RECORDS TO USE>

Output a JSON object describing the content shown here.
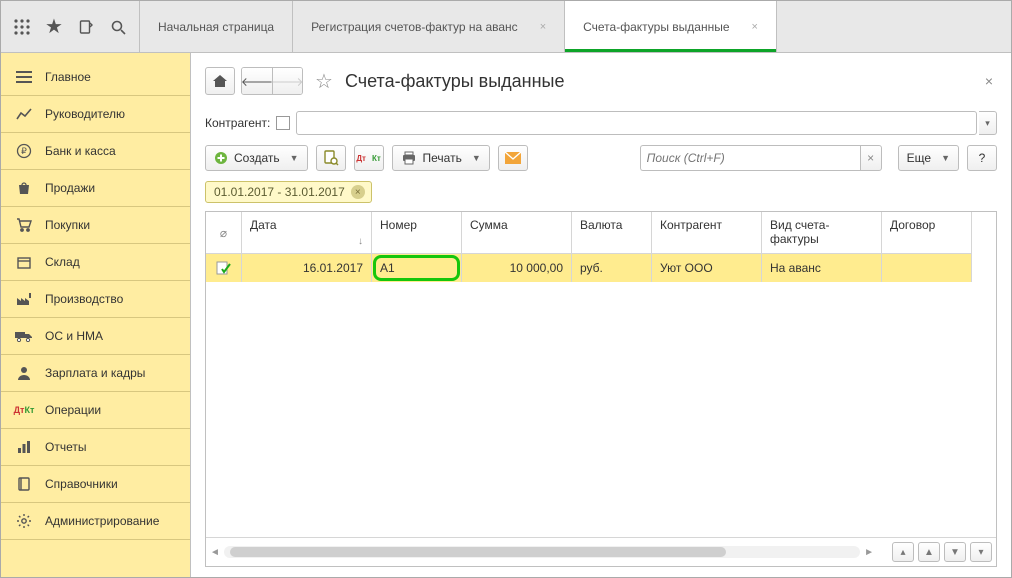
{
  "tabs": {
    "start": "Начальная страница",
    "reg": "Регистрация счетов-фактур на аванс",
    "active": "Счета-фактуры выданные"
  },
  "sidebar": {
    "items": [
      {
        "label": "Главное"
      },
      {
        "label": "Руководителю"
      },
      {
        "label": "Банк и касса"
      },
      {
        "label": "Продажи"
      },
      {
        "label": "Покупки"
      },
      {
        "label": "Склад"
      },
      {
        "label": "Производство"
      },
      {
        "label": "ОС и НМА"
      },
      {
        "label": "Зарплата и кадры"
      },
      {
        "label": "Операции"
      },
      {
        "label": "Отчеты"
      },
      {
        "label": "Справочники"
      },
      {
        "label": "Администрирование"
      }
    ]
  },
  "page": {
    "title": "Счета-фактуры выданные",
    "filter_label": "Контрагент:",
    "date_chip": "01.01.2017 - 31.01.2017"
  },
  "toolbar": {
    "create": "Создать",
    "print": "Печать",
    "more": "Еще",
    "help": "?",
    "search_placeholder": "Поиск (Ctrl+F)"
  },
  "table": {
    "headers": {
      "clip": "",
      "date": "Дата",
      "number": "Номер",
      "sum": "Сумма",
      "currency": "Валюта",
      "counterparty": "Контрагент",
      "kind": "Вид счета-фактуры",
      "contract": "Договор"
    },
    "rows": [
      {
        "date": "16.01.2017",
        "number": "А1",
        "sum": "10 000,00",
        "currency": "руб.",
        "counterparty": "Уют ООО",
        "kind": "На аванс",
        "contract": ""
      }
    ]
  }
}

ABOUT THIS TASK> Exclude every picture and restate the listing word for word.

THE COMPLETED TASK>
Output a JSON object describing the content shown here.
{
  "tabs": {
    "start": "Начальная страница",
    "reg": "Регистрация счетов-фактур на аванс",
    "active": "Счета-фактуры выданные"
  },
  "sidebar": {
    "items": [
      {
        "label": "Главное"
      },
      {
        "label": "Руководителю"
      },
      {
        "label": "Банк и касса"
      },
      {
        "label": "Продажи"
      },
      {
        "label": "Покупки"
      },
      {
        "label": "Склад"
      },
      {
        "label": "Производство"
      },
      {
        "label": "ОС и НМА"
      },
      {
        "label": "Зарплата и кадры"
      },
      {
        "label": "Операции"
      },
      {
        "label": "Отчеты"
      },
      {
        "label": "Справочники"
      },
      {
        "label": "Администрирование"
      }
    ]
  },
  "page": {
    "title": "Счета-фактуры выданные",
    "filter_label": "Контрагент:",
    "date_chip": "01.01.2017 - 31.01.2017"
  },
  "toolbar": {
    "create": "Создать",
    "print": "Печать",
    "more": "Еще",
    "help": "?",
    "search_placeholder": "Поиск (Ctrl+F)"
  },
  "table": {
    "headers": {
      "clip": "",
      "date": "Дата",
      "number": "Номер",
      "sum": "Сумма",
      "currency": "Валюта",
      "counterparty": "Контрагент",
      "kind": "Вид счета-фактуры",
      "contract": "Договор"
    },
    "rows": [
      {
        "date": "16.01.2017",
        "number": "А1",
        "sum": "10 000,00",
        "currency": "руб.",
        "counterparty": "Уют ООО",
        "kind": "На аванс",
        "contract": ""
      }
    ]
  }
}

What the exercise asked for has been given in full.